» Problem to solve: How many of the lines below contain the word "Secondary"? Only the number is wanted.

═════ Listed records

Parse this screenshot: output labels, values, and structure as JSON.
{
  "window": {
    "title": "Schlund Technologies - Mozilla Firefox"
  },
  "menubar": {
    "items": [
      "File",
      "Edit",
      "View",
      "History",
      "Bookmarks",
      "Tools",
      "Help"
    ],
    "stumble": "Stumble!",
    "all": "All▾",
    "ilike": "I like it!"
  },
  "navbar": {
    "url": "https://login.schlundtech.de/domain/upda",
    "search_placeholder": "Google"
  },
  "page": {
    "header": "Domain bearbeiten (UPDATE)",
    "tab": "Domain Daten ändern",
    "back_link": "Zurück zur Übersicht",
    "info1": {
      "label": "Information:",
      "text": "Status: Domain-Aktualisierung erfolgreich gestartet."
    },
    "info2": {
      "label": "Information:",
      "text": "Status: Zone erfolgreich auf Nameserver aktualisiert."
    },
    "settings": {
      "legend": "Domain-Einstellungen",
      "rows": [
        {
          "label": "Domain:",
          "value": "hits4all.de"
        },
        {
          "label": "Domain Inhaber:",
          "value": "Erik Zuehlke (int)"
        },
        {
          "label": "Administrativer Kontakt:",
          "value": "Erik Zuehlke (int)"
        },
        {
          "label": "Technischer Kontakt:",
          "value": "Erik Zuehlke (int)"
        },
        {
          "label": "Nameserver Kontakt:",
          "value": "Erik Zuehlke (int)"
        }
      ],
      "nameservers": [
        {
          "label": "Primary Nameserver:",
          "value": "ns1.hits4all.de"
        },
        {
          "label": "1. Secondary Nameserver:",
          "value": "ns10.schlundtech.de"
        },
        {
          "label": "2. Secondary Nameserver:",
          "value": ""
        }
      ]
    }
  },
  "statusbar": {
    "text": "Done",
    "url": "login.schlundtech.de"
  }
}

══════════

» Answer to this task: 2